These lorries could be watching what you’re doing on the motorway and hand you fines
A number of unmarked HGV lorries will now patrol UK motorways to catch out distracted drivers flouting road rules.
The UK police force has now recruited a fleet of HGV supercabs to track down and catch motorists flouting distracted driving rules.
Officers will be using these vehicles to exclusively clampdown on distracted drivers on the motorway.
Dubbed ‘Operation Tramline’ uses unrestricted ‘supercabs’ are fitted with super wide angle cameras to track down drivers flouting rules such as mobile phone driving laws.
These supercabs act as a better vantage point for officers than a traditional car or bike.
They are followed in tandem by unmarked police cars and bikes, which are still used to stop and penalise motorists, once an offence is detected by the cab.
Highways England was the brainchild behind the ‘supercab,’ which has previously been a success in the UK.

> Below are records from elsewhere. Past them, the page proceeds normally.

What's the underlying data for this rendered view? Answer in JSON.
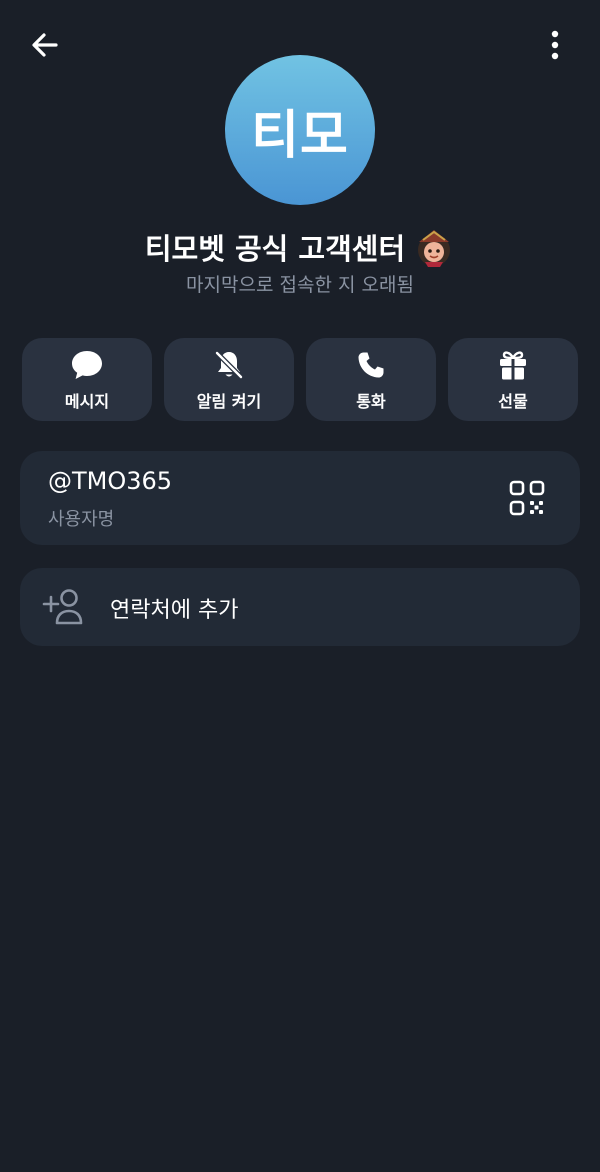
{
  "header": {
    "back_icon": "arrow-left-icon",
    "more_icon": "more-vertical-icon"
  },
  "profile": {
    "avatar_text": "티모",
    "avatar_colors": [
      "#71c3e3",
      "#4a95d4"
    ],
    "name": "티모벳 공식 고객센터",
    "name_emoji": "character-emoji",
    "status": "마지막으로 접속한 지 오래됨"
  },
  "actions": [
    {
      "label": "메시지",
      "icon": "message-bubble-icon"
    },
    {
      "label": "알림 켜기",
      "icon": "bell-off-icon"
    },
    {
      "label": "통화",
      "icon": "phone-icon"
    },
    {
      "label": "선물",
      "icon": "gift-icon"
    }
  ],
  "username": {
    "value": "@TMO365",
    "caption": "사용자명",
    "qr_icon": "qr-code-icon"
  },
  "add_contact": {
    "label": "연락처에 추가",
    "icon": "add-person-icon"
  },
  "colors": {
    "background": "#1a1f28",
    "card": "#222a36",
    "action_button": "#2a3240",
    "secondary_text": "#8a93a2"
  }
}
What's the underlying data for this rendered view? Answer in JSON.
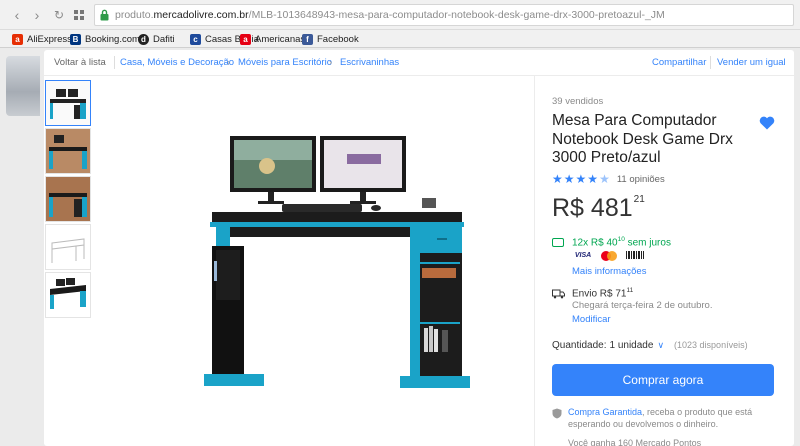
{
  "browser": {
    "url_prefix": "produto.",
    "url_domain": "mercadolivre.com.br",
    "url_path": "/MLB-1013648943-mesa-para-computador-notebook-desk-game-drx-3000-pretoazul-_JM",
    "bookmarks": [
      {
        "label": "AliExpress",
        "color": "#e62e04",
        "icon": "aliexpress-icon"
      },
      {
        "label": "Booking.com",
        "color": "#003580",
        "icon": "booking-icon"
      },
      {
        "label": "Dafiti",
        "color": "#222222",
        "icon": "dafiti-icon"
      },
      {
        "label": "Casas Bahia",
        "color": "#1f4b9c",
        "icon": "casas-bahia-icon"
      },
      {
        "label": "Americanas",
        "color": "#e60014",
        "icon": "americanas-icon"
      },
      {
        "label": "Facebook",
        "color": "#3b5998",
        "icon": "facebook-icon"
      }
    ]
  },
  "breadcrumb": {
    "back": "Voltar à lista",
    "items": [
      "Casa, Móveis e Decoração",
      "Móveis para Escritório",
      "Escrivaninhas"
    ],
    "share": "Compartilhar",
    "sell": "Vender um igual"
  },
  "product": {
    "sold": "39 vendidos",
    "title": "Mesa Para Computador Notebook Desk Game Drx 3000 Preto/azul",
    "rating": 4.5,
    "reviews": "11 opiniões",
    "price_currency": "R$",
    "price_int": "481",
    "price_cents": "21",
    "installments_prefix": "12x R$ 40",
    "installments_cents": "10",
    "installments_suffix": " sem juros",
    "payment_methods": [
      "VISA",
      "Mastercard",
      "Boleto"
    ],
    "more_info": "Mais informações",
    "shipping_prefix": "Envio R$ 71",
    "shipping_cents": "11",
    "arrival": "Chegará terça-feira 2 de outubro.",
    "modify": "Modificar",
    "quantity_label": "Quantidade:",
    "quantity_value": "1 unidade",
    "available": "(1023 disponíveis)",
    "buy_button": "Comprar agora",
    "guarantee_link": "Compra Garantida",
    "guarantee_text": ", receba o produto que está esperando ou devolvemos o dinheiro.",
    "points": "Você ganha 160 Mercado Pontos"
  },
  "colors": {
    "accent": "#3483fa",
    "green": "#00a650",
    "desk_blue": "#1aa3c8"
  }
}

The initial scheme took place in 2014, where one HGV managed to catch 4,000 distracted drivers over the course of two years.
Now, the fleet will consist of three supercabs which will be circulated among the various police forces across Britain.
PC Darren Cornwall, of Surrey and Sussex RPU, said: “Working together with Highways England, we were once again able to work in a cost effective way towards our joint aim to provide a safe and reliable road transport system for all drivers.
“Using the new ‘supercab’ with an increased height enabled us to spot far more drivers committing ‘fatal four’ offences than we would usually be able to detect at a lower level.
“It was a very successful operation and we hope it will remind motorists that they should always drive safely, and that even though they might not see a marked police car nearby, it doesn’t mean they aren’t being watched.”
Two officers operate the cab at once – one driver and one spotter.
The spotter’s job is to locate a motorist committing an offence and record it.
The cabs are followed by a succession of unmarked police car and motorcycle.
Offences that fall into the ‘fatal four’ category include drink/drug-driving, speeding, using handheld devices and not wearing a seatbelt.